Several years ago, mindful of the importance of the person at the boat-building helm, we interviewed a number of boat company presidents and general managers. The idea was to let them talk about issues in boating and to ask them what set their boats apart from the competition. It was a chance for them to put their best foot forward. Our secondary purpose was to put these people on video tape so that boat-buyers could see the cut of their jib. The camera is quite good at doing that.
Interestingly, the president of one of the largest boat companies in America when invited to be interviewed said, “What is in it for me?” That spoke volumes about this person’s approach to boat owners and even his own boat company. (He is no longer with the company.)
The Litmus Test
In order to get a feel for the culture at a company where you are going to invest a serious amount of your cash, we suggest that you call the company's president and ask the questions on your mind. Ask about who will be helping you learn about the boat and what the break-in period should be. Ask about warranty matters and what will happen if your engine goes bonkers. Ask what the boat builder will do if the engine-maker denies a warranty claim.
The answers to most of these questions will probably be that the dealer will take care of it – and they should -- but your next question should be, “What if the dealer doesn’t take care of it? Will you or your staff help when I am in trouble?”

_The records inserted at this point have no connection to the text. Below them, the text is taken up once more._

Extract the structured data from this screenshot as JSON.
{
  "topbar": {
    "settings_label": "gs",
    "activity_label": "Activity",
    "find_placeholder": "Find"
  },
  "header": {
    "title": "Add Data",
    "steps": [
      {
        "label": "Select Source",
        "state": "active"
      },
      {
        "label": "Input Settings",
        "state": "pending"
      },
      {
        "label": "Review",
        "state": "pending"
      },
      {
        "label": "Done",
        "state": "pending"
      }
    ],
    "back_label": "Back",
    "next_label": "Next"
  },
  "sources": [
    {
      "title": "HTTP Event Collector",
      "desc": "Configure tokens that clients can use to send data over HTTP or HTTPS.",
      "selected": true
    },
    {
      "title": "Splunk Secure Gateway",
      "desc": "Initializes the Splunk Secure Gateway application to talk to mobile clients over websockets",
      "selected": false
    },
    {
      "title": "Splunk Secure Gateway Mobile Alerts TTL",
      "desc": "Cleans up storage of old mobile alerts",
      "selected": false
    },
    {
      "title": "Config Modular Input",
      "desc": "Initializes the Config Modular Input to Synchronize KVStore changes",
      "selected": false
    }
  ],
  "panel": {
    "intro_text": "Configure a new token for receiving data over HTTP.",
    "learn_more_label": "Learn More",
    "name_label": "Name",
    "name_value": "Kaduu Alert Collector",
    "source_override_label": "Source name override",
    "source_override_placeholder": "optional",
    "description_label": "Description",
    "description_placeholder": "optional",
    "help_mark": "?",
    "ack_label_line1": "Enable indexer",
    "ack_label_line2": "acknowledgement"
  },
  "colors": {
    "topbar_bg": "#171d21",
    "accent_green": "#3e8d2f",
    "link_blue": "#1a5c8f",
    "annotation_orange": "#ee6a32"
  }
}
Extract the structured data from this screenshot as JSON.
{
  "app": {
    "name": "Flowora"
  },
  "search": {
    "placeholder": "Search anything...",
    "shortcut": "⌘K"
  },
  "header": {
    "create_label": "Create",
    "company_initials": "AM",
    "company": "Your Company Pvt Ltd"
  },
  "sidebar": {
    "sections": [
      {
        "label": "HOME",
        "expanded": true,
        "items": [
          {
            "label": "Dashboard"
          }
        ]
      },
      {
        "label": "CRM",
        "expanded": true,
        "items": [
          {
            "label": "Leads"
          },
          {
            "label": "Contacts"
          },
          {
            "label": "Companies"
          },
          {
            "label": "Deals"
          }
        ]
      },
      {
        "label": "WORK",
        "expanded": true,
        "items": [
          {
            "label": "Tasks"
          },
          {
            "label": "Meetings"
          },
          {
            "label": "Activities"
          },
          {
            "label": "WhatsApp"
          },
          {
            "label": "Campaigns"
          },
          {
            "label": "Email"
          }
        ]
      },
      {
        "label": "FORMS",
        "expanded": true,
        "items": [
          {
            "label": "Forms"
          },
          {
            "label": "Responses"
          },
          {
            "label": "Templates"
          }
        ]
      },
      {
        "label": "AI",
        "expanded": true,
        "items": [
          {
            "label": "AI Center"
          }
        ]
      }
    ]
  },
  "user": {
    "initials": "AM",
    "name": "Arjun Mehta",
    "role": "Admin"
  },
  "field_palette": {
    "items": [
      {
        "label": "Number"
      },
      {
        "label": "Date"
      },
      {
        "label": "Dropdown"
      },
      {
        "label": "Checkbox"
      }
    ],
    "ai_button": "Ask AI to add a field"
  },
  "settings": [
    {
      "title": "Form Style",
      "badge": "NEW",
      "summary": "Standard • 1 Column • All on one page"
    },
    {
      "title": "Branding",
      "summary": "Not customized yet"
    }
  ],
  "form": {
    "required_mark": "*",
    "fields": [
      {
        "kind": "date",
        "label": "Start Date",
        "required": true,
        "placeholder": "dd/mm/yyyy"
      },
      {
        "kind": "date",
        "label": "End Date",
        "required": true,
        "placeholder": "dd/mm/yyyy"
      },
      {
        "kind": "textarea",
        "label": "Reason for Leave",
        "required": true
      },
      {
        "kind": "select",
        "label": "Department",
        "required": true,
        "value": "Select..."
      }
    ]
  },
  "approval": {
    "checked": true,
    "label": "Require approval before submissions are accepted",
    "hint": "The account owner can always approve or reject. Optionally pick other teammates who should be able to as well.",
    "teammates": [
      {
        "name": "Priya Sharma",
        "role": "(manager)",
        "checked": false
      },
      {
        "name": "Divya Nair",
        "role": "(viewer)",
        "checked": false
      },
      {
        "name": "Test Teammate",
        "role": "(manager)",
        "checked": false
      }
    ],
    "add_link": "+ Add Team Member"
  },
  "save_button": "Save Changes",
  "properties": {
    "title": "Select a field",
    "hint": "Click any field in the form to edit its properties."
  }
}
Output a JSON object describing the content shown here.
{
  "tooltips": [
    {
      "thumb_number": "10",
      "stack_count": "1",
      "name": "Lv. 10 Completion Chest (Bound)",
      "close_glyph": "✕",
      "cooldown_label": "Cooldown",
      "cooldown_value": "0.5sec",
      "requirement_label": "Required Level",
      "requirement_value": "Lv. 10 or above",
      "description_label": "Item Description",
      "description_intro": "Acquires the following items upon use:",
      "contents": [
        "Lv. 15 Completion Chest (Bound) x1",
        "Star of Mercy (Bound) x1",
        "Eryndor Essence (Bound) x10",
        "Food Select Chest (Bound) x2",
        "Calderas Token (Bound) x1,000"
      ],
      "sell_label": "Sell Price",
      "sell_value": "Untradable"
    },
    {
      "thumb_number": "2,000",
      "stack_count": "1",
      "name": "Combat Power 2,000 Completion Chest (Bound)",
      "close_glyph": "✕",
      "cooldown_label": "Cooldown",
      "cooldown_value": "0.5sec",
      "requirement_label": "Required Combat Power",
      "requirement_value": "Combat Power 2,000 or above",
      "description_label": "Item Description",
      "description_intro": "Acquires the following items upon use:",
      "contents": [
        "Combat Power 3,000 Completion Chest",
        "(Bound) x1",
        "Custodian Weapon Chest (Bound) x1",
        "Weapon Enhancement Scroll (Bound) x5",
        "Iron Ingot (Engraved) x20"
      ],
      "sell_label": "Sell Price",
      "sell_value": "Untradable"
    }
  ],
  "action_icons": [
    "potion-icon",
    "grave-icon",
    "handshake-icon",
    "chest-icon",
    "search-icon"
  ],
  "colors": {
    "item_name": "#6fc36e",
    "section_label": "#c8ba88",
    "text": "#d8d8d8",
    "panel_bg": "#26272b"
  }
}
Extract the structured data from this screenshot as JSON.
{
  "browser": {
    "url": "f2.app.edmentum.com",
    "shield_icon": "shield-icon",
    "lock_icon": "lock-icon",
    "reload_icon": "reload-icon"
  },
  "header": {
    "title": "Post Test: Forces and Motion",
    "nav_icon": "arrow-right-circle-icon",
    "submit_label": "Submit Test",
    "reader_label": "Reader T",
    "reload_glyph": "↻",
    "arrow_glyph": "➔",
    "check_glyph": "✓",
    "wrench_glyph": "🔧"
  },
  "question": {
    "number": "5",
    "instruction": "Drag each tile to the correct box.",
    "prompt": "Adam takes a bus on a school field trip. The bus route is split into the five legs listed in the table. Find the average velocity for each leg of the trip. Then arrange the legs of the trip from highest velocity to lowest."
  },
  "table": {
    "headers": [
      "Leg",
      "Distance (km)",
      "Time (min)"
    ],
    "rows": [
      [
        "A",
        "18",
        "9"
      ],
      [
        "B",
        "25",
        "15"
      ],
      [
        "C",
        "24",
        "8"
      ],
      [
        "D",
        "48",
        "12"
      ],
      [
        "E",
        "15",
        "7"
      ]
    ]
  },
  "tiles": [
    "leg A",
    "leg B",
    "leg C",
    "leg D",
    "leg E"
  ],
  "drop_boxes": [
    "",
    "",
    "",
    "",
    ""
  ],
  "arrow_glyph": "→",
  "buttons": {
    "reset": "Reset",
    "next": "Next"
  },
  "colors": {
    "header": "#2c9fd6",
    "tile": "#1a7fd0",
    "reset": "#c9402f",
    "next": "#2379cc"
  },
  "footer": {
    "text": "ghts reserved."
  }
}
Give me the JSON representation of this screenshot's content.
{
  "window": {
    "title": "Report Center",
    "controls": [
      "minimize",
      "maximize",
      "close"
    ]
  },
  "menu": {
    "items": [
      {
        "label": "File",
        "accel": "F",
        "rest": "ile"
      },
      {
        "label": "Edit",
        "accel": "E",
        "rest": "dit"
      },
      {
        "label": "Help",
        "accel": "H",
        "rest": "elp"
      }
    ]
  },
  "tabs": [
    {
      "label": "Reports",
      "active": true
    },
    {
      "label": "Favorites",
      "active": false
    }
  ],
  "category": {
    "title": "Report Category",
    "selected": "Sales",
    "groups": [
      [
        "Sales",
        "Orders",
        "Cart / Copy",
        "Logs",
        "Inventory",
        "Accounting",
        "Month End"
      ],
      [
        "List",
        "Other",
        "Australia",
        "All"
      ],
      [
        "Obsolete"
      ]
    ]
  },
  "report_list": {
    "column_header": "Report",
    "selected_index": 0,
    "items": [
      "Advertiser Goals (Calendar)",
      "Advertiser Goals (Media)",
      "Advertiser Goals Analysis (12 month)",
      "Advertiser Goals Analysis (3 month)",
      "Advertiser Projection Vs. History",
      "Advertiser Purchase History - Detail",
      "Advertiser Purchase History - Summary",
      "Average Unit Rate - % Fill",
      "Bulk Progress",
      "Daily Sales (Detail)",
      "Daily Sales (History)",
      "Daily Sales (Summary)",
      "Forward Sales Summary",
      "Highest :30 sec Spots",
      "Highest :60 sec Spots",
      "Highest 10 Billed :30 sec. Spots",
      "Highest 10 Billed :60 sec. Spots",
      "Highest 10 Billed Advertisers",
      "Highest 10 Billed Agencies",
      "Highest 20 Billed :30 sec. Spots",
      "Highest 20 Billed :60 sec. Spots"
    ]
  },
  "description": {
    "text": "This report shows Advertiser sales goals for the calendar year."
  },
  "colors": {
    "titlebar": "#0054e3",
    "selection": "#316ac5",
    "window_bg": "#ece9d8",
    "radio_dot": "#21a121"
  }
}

One thing we have learned after 41 years in the business is that the person running the boat company in most cases can do what it takes to make the customer happy if he/she chooses to do so. In some cases it might mean getting tough with an engine maker, and in other cases it may mean that the company will just have to suck it up and take a hit not budgeted for. And that is the rub. Middle managers and customer service people don’t want to bust their budgets – only the top dog can do that.
An Important Call
Your phone call before buying should keep you from having to make the phone call after buying.
Are the boat company presidents too busy to talk to a customer? Not if you are ready to buy. In case you haven’t heard, the Great Recession is going on and boat sales are often anywhere from 10% to 35% of what they were three or four years ago. That means that the makers of big boats are building less than 50 boats a year and the builders of small boats are only selling a couple of thousand or more likely only a few hundred. Most company presidents will be glad to take your call. And if you can’t get through, or get a call back, then you just got the answer to your most important question.
Editor’s Note: For those readers interested in what the appropriate hieroglyphics at the beginning of this article say in relation to the heart and feather, here is a translation from the Internet--